Preston Sprinkle – Romans 13 Doesn’t Tell Christians to Kill their Enemy (IMHO, there’s plenty of common ground for Christians who still yet disagree on the use of violence. One doesn’t need to be a radical pacifist to take to heart the exegetical points Preston makes here.)
New Testament scholar Matthew Malcolm takes an interesting approach to the Corinthian church. Its normal for the Corinthians to get dog piled with criticism upon criticism. And I get it. The Corinthians were far from perfect. Still, in a rather refreshing manner, Malcolm digs around and finds some Things the Corinthian Church Got Right!
Jame Meador – On Intervarsity and Black Lives Matter
And here’s the kicker: Those examples of xenophobia or racism mentioned above don’t even include black Americans. It only covers Mexicans, Arabs, Chinese, and the various indigenous peoples. Put another way, one can give a horrifying history of American racism and injustice without even discussing the racial minority that has suffered most regularly at our hands, black Americans, or the most horrifying example of racial injustice, race-based slavery.
Given all that, is it so implausible to us white Americans that our nation would still struggle with significant issues of racial injustice that are built into our legal systems as well as being hardwired into the cultural norms and habits that shape our nation’s shared life?
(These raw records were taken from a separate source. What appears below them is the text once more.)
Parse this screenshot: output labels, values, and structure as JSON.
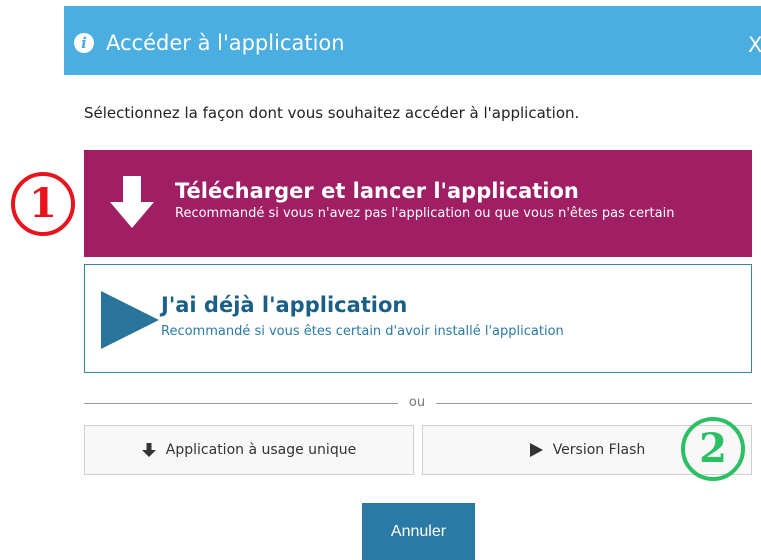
{
  "dialog": {
    "title": "Accéder à l'application",
    "close_label": "X",
    "intro": "Sélectionnez la façon dont vous souhaitez accéder à l'application."
  },
  "options": {
    "download": {
      "title": "Télécharger et lancer l'application",
      "subtitle": "Recommandé si vous n'avez pas l'application ou que vous n'êtes pas certain",
      "icon": "arrow-down-icon",
      "color": "#a01e64"
    },
    "have_app": {
      "title": "J'ai déjà l'application",
      "subtitle": "Recommandé si vous êtes certain d'avoir installé l'application",
      "icon": "play-icon",
      "color": "#1c6a92"
    }
  },
  "divider_label": "ou",
  "secondary": {
    "single_use": "Application à usage unique",
    "flash": "Version Flash"
  },
  "annotations": {
    "one": "①",
    "two": "2"
  },
  "cancel_label": "Annuler",
  "colors": {
    "header": "#4baee0",
    "primary_button": "#2b7aa6",
    "annotation_red": "#e8141d",
    "annotation_green": "#2bc063"
  }
}
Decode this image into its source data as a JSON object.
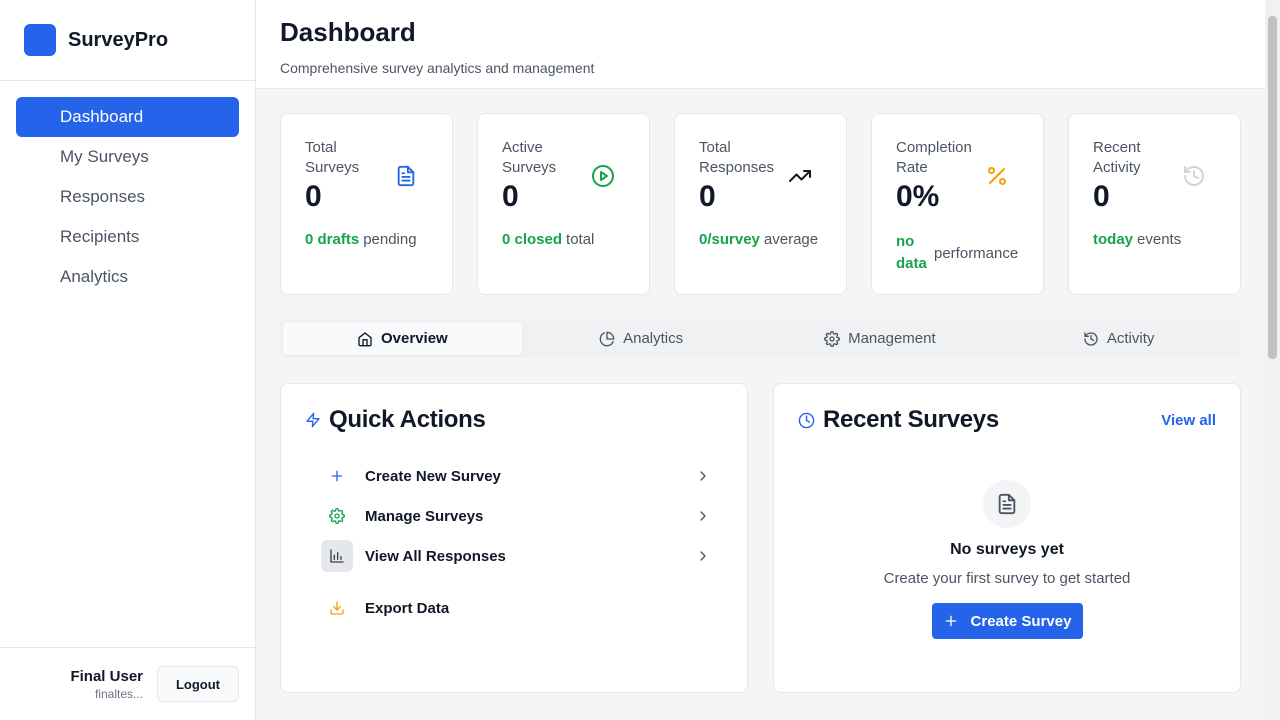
{
  "brand": {
    "name": "SurveyPro",
    "accent": "#2563eb"
  },
  "sidebar": {
    "items": [
      {
        "label": "Dashboard",
        "active": true
      },
      {
        "label": "My Surveys"
      },
      {
        "label": "Responses"
      },
      {
        "label": "Recipients"
      },
      {
        "label": "Analytics"
      }
    ]
  },
  "user": {
    "name": "Final User",
    "email": "finaltes...",
    "logout_label": "Logout"
  },
  "header": {
    "title": "Dashboard",
    "subtitle": "Comprehensive survey analytics and management"
  },
  "stats": [
    {
      "label": "Total Surveys",
      "value": "0",
      "highlight": "0 drafts",
      "suffix": "pending",
      "icon": "file-text-icon"
    },
    {
      "label": "Active Surveys",
      "value": "0",
      "highlight": "0 closed",
      "suffix": "total",
      "icon": "play-circle-icon"
    },
    {
      "label": "Total Responses",
      "value": "0",
      "highlight": "0/survey",
      "suffix": "average",
      "icon": "trending-up-icon"
    },
    {
      "label": "Completion Rate",
      "value": "0%",
      "highlight": "no data",
      "suffix": "performance",
      "icon": "percent-icon"
    },
    {
      "label": "Recent Activity",
      "value": "0",
      "highlight": "today",
      "suffix": "events",
      "icon": "history-icon"
    }
  ],
  "tabs": [
    {
      "label": "Overview",
      "icon": "home-icon",
      "active": true
    },
    {
      "label": "Analytics",
      "icon": "pie-chart-icon"
    },
    {
      "label": "Management",
      "icon": "gear-icon"
    },
    {
      "label": "Activity",
      "icon": "history-icon"
    }
  ],
  "quick_actions": {
    "title": "Quick Actions",
    "items": [
      {
        "label": "Create New Survey",
        "icon": "plus-icon"
      },
      {
        "label": "Manage Surveys",
        "icon": "gear-icon"
      },
      {
        "label": "View All Responses",
        "icon": "bar-chart-icon"
      },
      {
        "label": "Export Data",
        "icon": "download-icon"
      }
    ]
  },
  "recent_surveys": {
    "title": "Recent Surveys",
    "view_all": "View all",
    "empty_title": "No surveys yet",
    "empty_sub": "Create your first survey to get started",
    "create_label": "Create Survey"
  }
}
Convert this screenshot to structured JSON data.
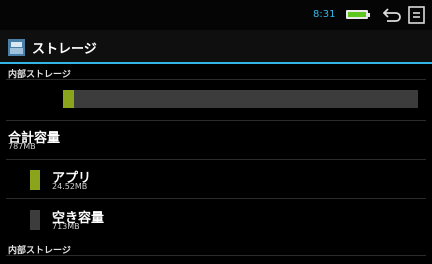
{
  "status_bar": {
    "time": "8:31",
    "battery_icon": "battery-charging-icon",
    "back_icon": "back-icon",
    "menu_icon": "menu-icon"
  },
  "action_bar": {
    "title": "ストレージ",
    "app_icon": "storage-icon"
  },
  "internal_storage": {
    "header": "内部ストレージ",
    "usage_fraction": 0.03,
    "total": {
      "label": "合計容量",
      "value": "787MB"
    },
    "items": [
      {
        "label": "アプリ",
        "value": "24.52MB",
        "color": "#8aa51c"
      },
      {
        "label": "空き容量",
        "value": "713MB",
        "color": "#3c3c3c"
      }
    ]
  },
  "section_footer": {
    "header": "内部ストレージ"
  },
  "colors": {
    "accent": "#33b5e5",
    "apps": "#8aa51c",
    "free": "#3c3c3c"
  }
}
Is it so difficult to believe a black person when they say they are afraid of the cops, even when they are simply being stopped for expired license plates or a busted headlight or even for nothing at all? Is it so hard to believe this (white) friend of mine who fears for the safety of her black son? Is it so hard to believe our brother Thabiti Anyabwile when he writes that his one fear with moving back to the United States is what would happen to his sons?
And if all that is reasonable, is it not possible for us to be more careful about our knee-jerk reactions when a black person speaks up about modern-day American racism?
Good questions! Let those who have ears, hear.
I remember pretty much all my youth ministry and religious education courses in undergrad and graduate school were built around the idea of learning styles – which was all the rage at the time. It seems now, however, the conventional learning styles wisdom is being called into question as another one of a long line of “neuromyths.” Uh oh! I’ve come to urge caution to pastors, church leaders, and even professors in how they incorporate scientific findings and studies into their teaching and preaching. I'm open to being correction , but it seems the nature of the beast. What was once hailed as a ‘breakthrough’ is sometime later regarded as a ‘myth.’ I’m not sure what to make of this one just yet, but as a case-study involving the hermeneutics of subjectivity, its fascinating to me. (HT: Scot McKnight)
Syndicate has published a symposium on John Milbank’s Beyond Secular Order. For those who may have the sense Milbank is important but yet difficult to navigate, this might work as a introduction to his newest publication with a pretty good conversation to boot. Each of the ‘commentaries’ on the right hand side (just click on the links) have a rejoinder from Milbank. Be warned though, it may be a bit long to read through in one sitting. I’m still not all the way through it myself.
Lastly folks, this is one meme that could literally save your life!